At a Glance
Management and renovation of educational structures
With such a large campus, spread between your suburban Evanston and downtown Chicago locations, you have a lot of ground to cover to achieve your green goals. Where do you start?
Ron Nayler: We’ve been practicing sustainability for at least 15 years at Northwestern. It’s really consistent with our lifecycle costing of buildings, where we anticipate structures will last 100 years and be renovated at least three times. When we invest in something like an energy-efficient mechanical system, we expect a simple payback on that in about seven years. Right now we’re embarking on $30 million of upgrades to lighting, heating and cooling, and water-use reduction efforts within existing buildings.
You are also building several new structures, all of which will qualify for LEED Silver.
RN: We have already been certified for LEED Gold and Silver on several projects, with several more underway. Those that achieved Gold are the [renovated] Wieboldt School of Continuing Studies, the [new] Richard and Barbara Silverman Hall for Molecular Therapeutics & Diagnostics, [the renovated] Searle Hall, and [the renovated] Harris Hall. Silver certifications have gone to the [new] Ford Motor Company Engineering Design Center and [the renovated] Rogers House while applications are in development for the [new] Bienen School of Music and the [new] Visitors Center.

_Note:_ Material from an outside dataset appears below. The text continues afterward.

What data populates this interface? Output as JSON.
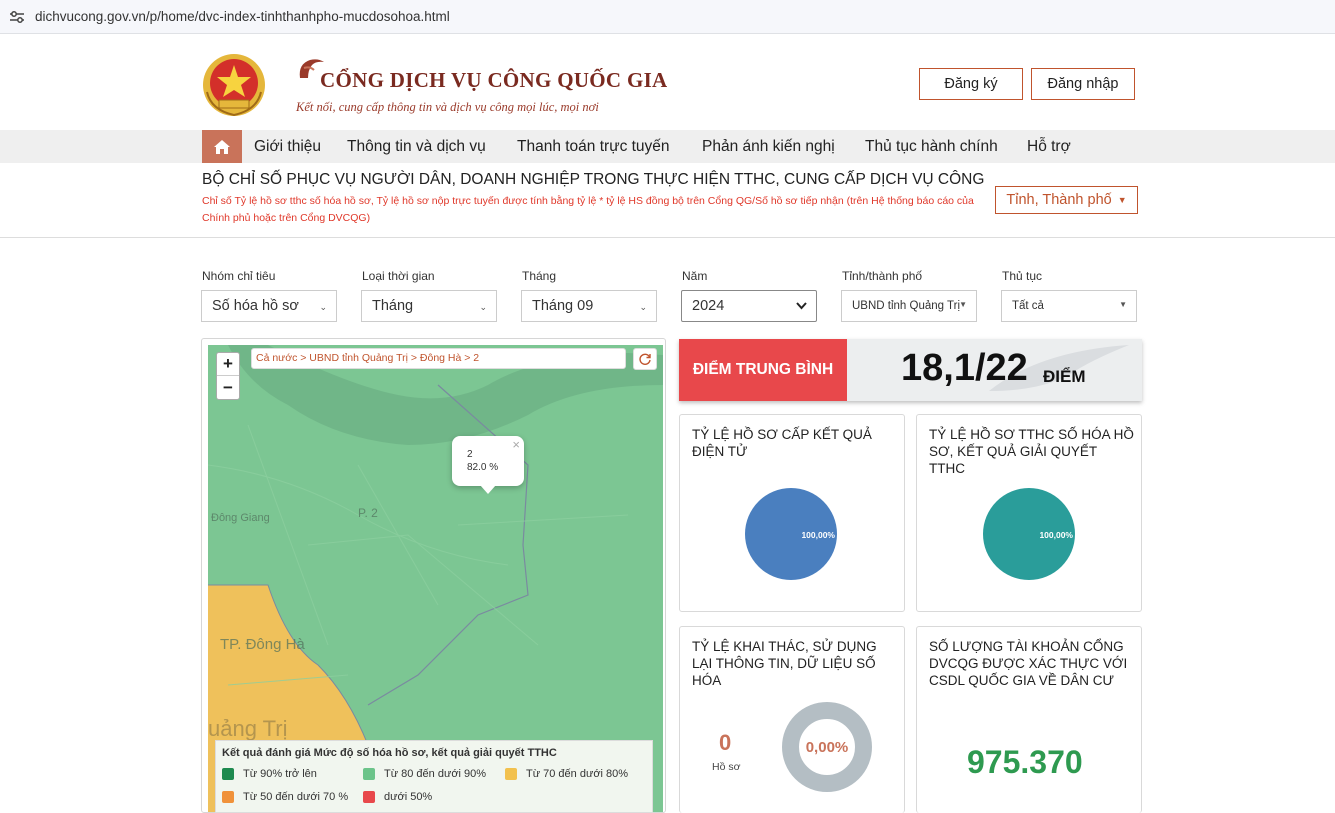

So essentially, you are shooting for a LEED certification on every project, whether it’s new construction or a renovation.
RN: Yes. We shoot for Gold on all projects—while Evanston has very recently amended their building code to require new construction of municipal, large commercial, and educational buildings to achieve the equivalent of LEED Silver at the minimum. The city and the university want to reduce our carbon footprint because it is the right thing to do and it is good management of our own resources. But universities should be progressive. We’re trying to stretch the minds of our students in architecture and engineering in all kinds of ways by being exemplary.
With so many people in so many buildings, energy sourcing has to be a big issue. How do you light, heat, and cool your buildings?
RN: We get 30 percent of our electricity from wind energy. As a Midwest-based school, we made the decision to source from wind. Since the 1980s, we have drawn water from Lake Michigan as a cooling source for our chilled-water condenser units, which becomes, more or less, a free source of air-conditioning in the winter, early spring, and late fall. Our new 20,000-square-foot Visitors Center will be at the periphery of the Evanston campus, so a cost-effective geothermal system is being installed there. Other buildings draw off a centralized system, which we will evaluate and improve upon as time goes on.
How do students get involved in facilities management?
RN: Formally, there is the Institute for Sustainability and Energy at Northwestern, ISEN, which was established in 2008 as an umbrella organization focused on sustainability and energy-use reduction through science, technology, education, and policy.
What about informally?
RN: They engage in all aspects of sustainability in formal and informal ways. For example, a large number of students petitioned that the Ford building, built in 2005, get solar collectors on the roof. We said if they could find the money, we would install it. They did a phenomenal job of securing gifts and grants, and the 16.8-kilowatt array was installed in 2011. That was a student idea from the start. There is also a working group of students, faculty, and administrators who look at sustainability from all angles: recycling, improving engineering efficiencies, developing related course offerings, monitoring of energy usage in residence halls—in general, [these actions] change the culture, particularly among the approximately 4,000 students who live in university housing. ABQ